Google’s was the first client that was different. Apart from the flaw that meant you had to read the newest entries first, it was perfect. Sure, sure – the subscription management was awful, but the rest was great.

Anyway, they have a new version and it looks like their main goal was to “make it just like all the other RSS clients”. Well, they succeeded and it sucks.

I stuck with it for a week but I can’t get the hang of it and I’m looking for a new RSS client.

Any suggestions?

Why Would Johnny Want to Code in BASIC?

This article in Salon mourns the death of BASIC.

Only, quietly and without fanfare, or even any comment or notice by software pundits, we have drifted into a situation where almost none of the millions of personal computers in America offers a line-programming language simple enough for kids to pick up fast. Not even the one that was a software lingua franca on nearly all machines, only a decade or so ago. And that is not only a problem for Ben and me; it is a problem for our nation and civilization.

I was a part of that generation that started out with BASIC. It was great. 30 years ago.

About now you are probably shouting, like I did,

What about Ruby??

You can do exactly all the old command-liney stuff that David Brin is all teary-eyed about in Ruby> You can even write the same crap code that you could with BASIC. The book, Learn to Program, that I bought Dylan could easily have been based on BASIC – but it wasn’t. It was based on Ruby and it was all the better for it.
But Brin explicitly dismisses Python and the like – presumably because they are not BASIC-ey enough.

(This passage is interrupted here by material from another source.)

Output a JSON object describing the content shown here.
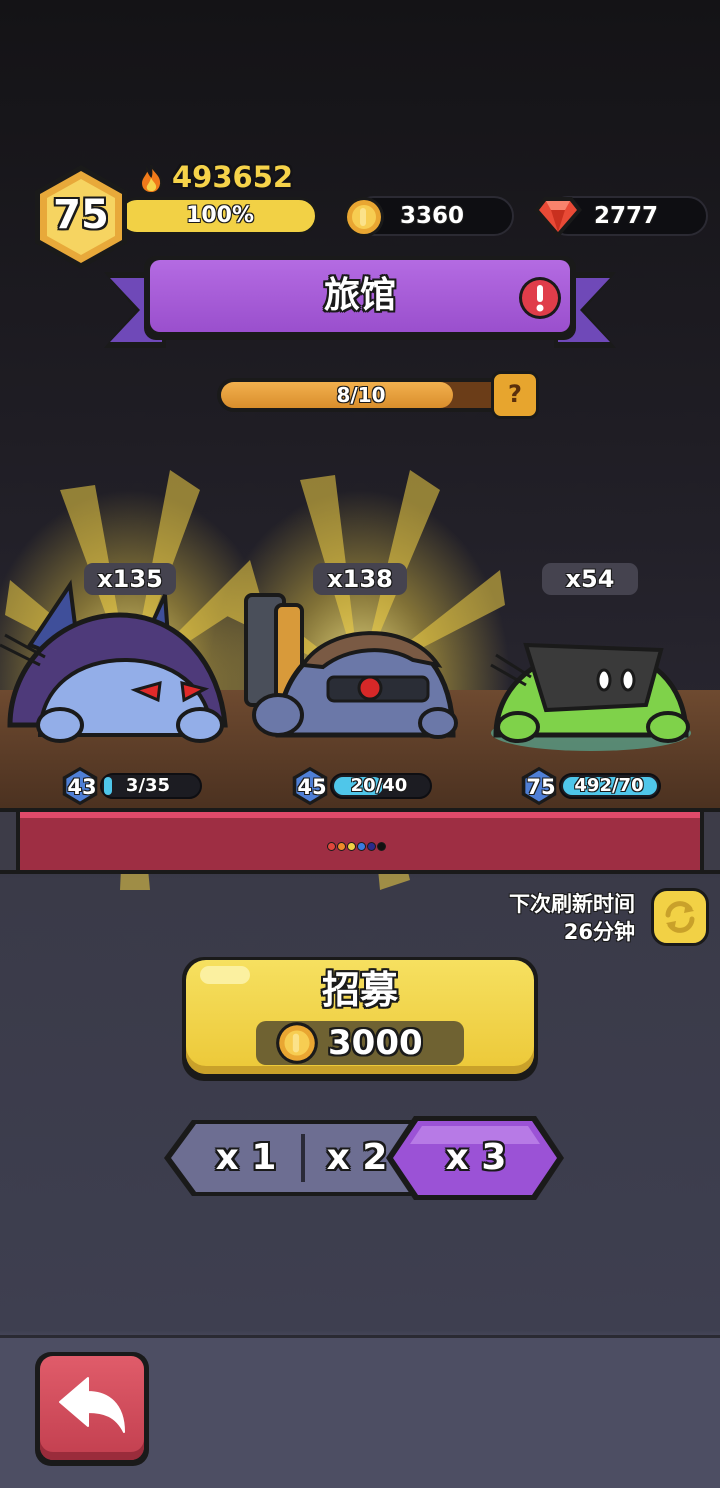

Personally I think BASIC belongs in the dustbin of history and if David Brin wants to teach his son to write crap code, he can teach him Perl. For the rest of our children, there is Ruby and Python and Squeak and Logo.

Mighty Mouse

All the UI gurus say that a good user interface should make the user feel in control. This firefox extension, Mouse Gestures, makes me feel mighty! Swish! You go back. Swosh! You go forward. Slash! That stupid image is gone.

Once you get the hang of it, you can draw a big ‘S’ to view source or an ‘M’ to see the meta-data but don’t try to learn them all at once.

Start simple. Swish, swosh and slash. Be mighty too!

Monty Hall in Squeak

Over at, I wrote about the Monty Hall problem and how I was convinced of the answer by an unused variable in my Java simulation.

Markus wrote a nice simulation in Squeak (dunno what it will do if you don’t have squeak installed but it makes a good excuse for you to go get it).

I am always on the lookout for ideas for a science project for Dylan. For me, the ideal kid’s science project has a hypothesis that

  1. will almost certainly be wrong
  2. can be tested empirically
  3. can be proven mathematically

with extra credit if you can write a computer simulation of it. Dylan’s project last year was “What should you do if draw three cards to an inside straight in poker?”. He said you should raise. I usually beat him at poker 🙂